integer {base}R Documentation

Integer Vectors

Description

Creates or tests for objects of type "integer".

Usage

integer(length = 0)
as.integer(x, ...)
is.integer(x)

Arguments

length

A non-negative integer specifying the desired length. Double values will be coerced to integer: supplying an argument of length other than one is an error.

x

object to be coerced or tested.

...

further arguments passed to or from other methods.

Details

Integer vectors exist so that data can be passed to C or Fortran code which expects them, and so that (small) integer data can be represented exactly and compactly.

Note that current implementations of R use 32-bit integers for integer vectors, so the range of representable integers is restricted to about +/-2*10^9: doubles can hold much larger integers exactly.

Value

integer creates a integer vector of the specified length. Each element of the vector is equal to 0.

as.integer attempts to coerce its argument to be of integer type. The answer will be NA unless the coercion succeeds. Real values larger in modulus than the largest integer are coerced to NA (unlike S which gives the most extreme integer of the same sign). Non-integral numeric values are truncated towards zero (i.e., as.integer(x) equals trunc(x) there), and imaginary parts of complex numbers are discarded (with a warning). Character strings containing optional whitespace followed by either a decimal representation or a hexadecimal representation (starting with 0x or 0X) can be converted, as well as any allowed by the platform for real numbers. Like as.vector it strips attributes including names. (To ensure that an object x is of integer type without stripping attributes, use storage.mode(x) <- "integer".)

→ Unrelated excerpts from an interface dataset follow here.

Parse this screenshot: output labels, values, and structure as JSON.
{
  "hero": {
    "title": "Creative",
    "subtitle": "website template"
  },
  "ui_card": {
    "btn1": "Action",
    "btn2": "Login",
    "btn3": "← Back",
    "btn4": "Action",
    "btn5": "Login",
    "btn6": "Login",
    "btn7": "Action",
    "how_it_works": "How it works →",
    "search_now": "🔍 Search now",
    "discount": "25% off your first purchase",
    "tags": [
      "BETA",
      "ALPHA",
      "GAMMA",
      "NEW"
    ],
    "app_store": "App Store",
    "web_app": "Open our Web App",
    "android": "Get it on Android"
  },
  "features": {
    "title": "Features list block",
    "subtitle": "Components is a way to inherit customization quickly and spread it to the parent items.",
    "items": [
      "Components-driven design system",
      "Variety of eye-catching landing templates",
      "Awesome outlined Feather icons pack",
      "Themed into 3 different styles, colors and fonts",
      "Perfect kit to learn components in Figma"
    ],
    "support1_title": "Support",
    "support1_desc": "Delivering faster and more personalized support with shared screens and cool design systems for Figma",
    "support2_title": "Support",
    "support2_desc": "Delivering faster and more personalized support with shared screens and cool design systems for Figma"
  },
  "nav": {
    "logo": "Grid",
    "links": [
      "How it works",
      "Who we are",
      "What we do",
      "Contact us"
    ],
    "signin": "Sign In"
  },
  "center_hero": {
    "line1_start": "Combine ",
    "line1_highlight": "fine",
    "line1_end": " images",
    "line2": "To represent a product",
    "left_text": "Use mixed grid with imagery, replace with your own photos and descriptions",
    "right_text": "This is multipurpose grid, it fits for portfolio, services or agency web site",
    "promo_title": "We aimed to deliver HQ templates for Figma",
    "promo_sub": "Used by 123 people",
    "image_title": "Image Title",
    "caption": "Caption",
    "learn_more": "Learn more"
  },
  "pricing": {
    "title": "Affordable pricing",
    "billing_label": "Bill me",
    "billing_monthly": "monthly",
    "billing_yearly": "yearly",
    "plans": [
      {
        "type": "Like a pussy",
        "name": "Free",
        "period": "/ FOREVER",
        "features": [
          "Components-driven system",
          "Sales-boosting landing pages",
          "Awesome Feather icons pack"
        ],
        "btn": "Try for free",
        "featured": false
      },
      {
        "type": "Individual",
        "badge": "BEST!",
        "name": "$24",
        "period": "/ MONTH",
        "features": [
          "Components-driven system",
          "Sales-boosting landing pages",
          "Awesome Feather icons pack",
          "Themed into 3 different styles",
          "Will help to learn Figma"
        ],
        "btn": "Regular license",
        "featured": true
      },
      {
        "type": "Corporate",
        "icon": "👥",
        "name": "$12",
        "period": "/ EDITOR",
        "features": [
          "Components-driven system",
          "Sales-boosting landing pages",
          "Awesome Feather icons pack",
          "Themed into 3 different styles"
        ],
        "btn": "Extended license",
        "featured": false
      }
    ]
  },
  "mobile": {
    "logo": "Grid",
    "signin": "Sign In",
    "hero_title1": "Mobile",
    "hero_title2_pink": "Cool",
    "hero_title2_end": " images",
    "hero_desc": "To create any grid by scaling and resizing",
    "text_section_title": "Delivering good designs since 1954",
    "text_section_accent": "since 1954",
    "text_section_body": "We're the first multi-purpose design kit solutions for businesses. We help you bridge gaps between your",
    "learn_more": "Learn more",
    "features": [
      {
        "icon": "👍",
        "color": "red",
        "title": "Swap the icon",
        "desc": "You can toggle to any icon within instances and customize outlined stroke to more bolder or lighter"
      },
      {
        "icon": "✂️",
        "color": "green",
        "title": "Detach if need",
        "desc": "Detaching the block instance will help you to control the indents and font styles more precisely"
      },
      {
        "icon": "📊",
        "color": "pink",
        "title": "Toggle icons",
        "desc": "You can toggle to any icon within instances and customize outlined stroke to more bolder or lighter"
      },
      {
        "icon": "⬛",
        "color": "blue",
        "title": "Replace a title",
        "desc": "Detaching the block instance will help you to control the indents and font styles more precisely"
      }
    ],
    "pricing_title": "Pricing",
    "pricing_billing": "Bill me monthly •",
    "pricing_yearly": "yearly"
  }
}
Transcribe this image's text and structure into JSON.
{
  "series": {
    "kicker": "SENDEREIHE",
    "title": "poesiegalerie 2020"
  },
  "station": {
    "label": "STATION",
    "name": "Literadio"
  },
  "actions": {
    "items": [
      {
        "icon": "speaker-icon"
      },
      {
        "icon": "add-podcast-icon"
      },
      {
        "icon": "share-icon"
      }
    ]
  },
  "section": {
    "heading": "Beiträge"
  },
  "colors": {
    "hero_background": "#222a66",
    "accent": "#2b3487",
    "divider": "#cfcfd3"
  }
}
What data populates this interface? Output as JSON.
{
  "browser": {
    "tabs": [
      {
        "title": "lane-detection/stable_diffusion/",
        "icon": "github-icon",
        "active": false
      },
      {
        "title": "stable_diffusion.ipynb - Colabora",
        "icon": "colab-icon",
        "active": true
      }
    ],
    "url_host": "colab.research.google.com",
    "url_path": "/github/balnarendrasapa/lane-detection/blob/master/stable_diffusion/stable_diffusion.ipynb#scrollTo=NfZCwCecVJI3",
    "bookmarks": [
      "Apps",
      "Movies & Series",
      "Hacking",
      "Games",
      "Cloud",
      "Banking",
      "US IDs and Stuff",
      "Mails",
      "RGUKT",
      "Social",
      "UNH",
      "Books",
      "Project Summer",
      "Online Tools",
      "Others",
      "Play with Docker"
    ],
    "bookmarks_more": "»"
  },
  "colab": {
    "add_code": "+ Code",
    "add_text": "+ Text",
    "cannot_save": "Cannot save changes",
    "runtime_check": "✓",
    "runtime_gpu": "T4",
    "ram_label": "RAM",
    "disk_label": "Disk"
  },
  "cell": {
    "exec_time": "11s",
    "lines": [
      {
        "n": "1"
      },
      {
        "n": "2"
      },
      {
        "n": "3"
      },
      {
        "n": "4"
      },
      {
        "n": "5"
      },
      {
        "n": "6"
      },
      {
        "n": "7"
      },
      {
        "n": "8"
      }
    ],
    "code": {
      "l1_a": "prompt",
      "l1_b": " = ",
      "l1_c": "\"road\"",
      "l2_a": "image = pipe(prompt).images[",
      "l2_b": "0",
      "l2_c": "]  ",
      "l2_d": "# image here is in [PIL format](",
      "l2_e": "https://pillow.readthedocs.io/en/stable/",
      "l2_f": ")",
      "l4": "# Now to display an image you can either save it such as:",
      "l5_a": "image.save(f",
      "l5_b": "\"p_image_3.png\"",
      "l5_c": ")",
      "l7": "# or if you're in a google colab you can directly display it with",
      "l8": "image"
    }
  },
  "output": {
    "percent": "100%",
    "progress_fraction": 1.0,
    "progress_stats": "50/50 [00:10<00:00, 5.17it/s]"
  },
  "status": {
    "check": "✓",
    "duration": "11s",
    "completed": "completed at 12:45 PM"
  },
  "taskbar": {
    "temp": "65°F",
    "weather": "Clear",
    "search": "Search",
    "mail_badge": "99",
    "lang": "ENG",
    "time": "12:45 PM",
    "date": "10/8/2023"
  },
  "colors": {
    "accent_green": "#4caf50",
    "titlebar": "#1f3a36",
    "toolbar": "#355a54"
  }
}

is.integer returns TRUE or FALSE depending on whether its argument is of integer type or not, unless it is a factor when it returns FALSE.

Note

is.integer(x) does not test if x contains integer numbers! For that, use round, as in the function is.wholenumber(x) in the examples.

References

Becker, R. A., Chambers, J. M. and Wilks, A. R. (1988) The New S Language. Wadsworth & Brooks/Cole.

See Also

numeric, storage.mode.

round (and ceiling and floor on that help page) to convert to integral values.

Examples

## as.integer() truncates:
x <- pi * c(-1:1, 10)
as.integer(x)

is.integer(1) # is FALSE !

is.wholenumber <-
    function(x, tol = .Machine$double.eps^0.5)  abs(x - round(x)) < tol
is.wholenumber(1) # is TRUE
(x <- seq(1, 5, by = 0.5) )
is.wholenumber( x ) #-->  TRUE FALSE TRUE ...

[Package base version 2.15.2 Index]